(A few have become quasi-famous ‘poster children for the concept. Neil Harbisson is often called the world’s first cyborg. He implanted an antenna to help him “hear” colors that he cannot see because of congenital color-blindness. His TED talk has had over 3 million views.)

Another group called transhumanists seek morphological freedom.

For those who theorize about cyborgs, people’s potential to self-create the bodies they want sounds liberating. Gennady Stolyarov, who heads the U.S. Transhumanist Party, suggests that instead of the vision of an increasingly homogenous and ‘perfected’ human race:

 “Different people would choose to augment themselves in different ways, stretching their abilities in different directions. We will not see a monolithic hierarchy of some augmented humans at the top, while the non-augmented humans get relegated to the bottom,” he reasons. “Rather, widespread acceptance of emerging technologies would create a future where a thousand augmented flowers will bloom.”

If you are an employer, this degree of human diversity may seem fanciful or something that will only occur in the distant future. They may be closer than you think, however. A generation ago, the premise that transgender issues would be a serious matter for human resources might have seemed equally distant. Today, of course, how each organization will address transgender issues touches regulatory compliance, hiring and company culture. In the same vein, there is no question that human diversity resulting from advanced technology will expand. But the transition will be slow. The question is, how prepared will you be?
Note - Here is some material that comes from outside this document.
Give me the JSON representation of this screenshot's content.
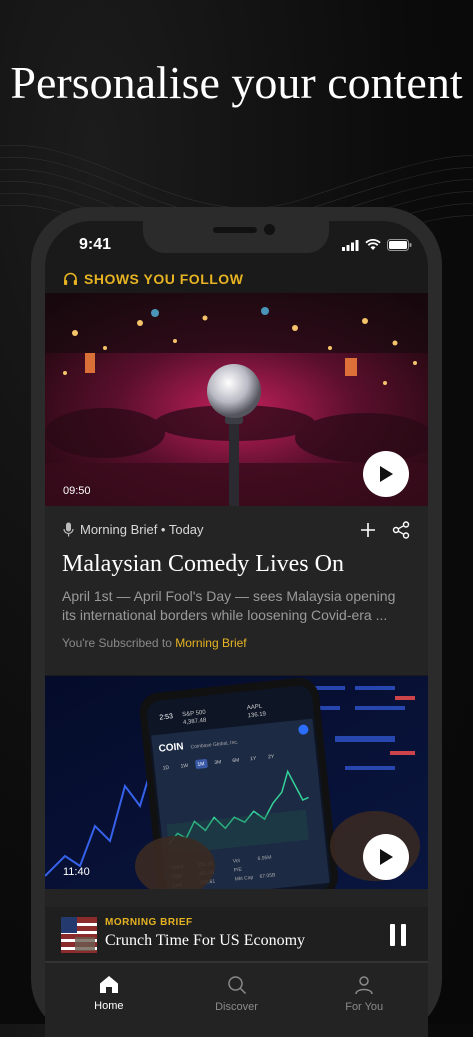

Would you like to begin a discussion about technology and the future of human and workplace diversity? Get in touch.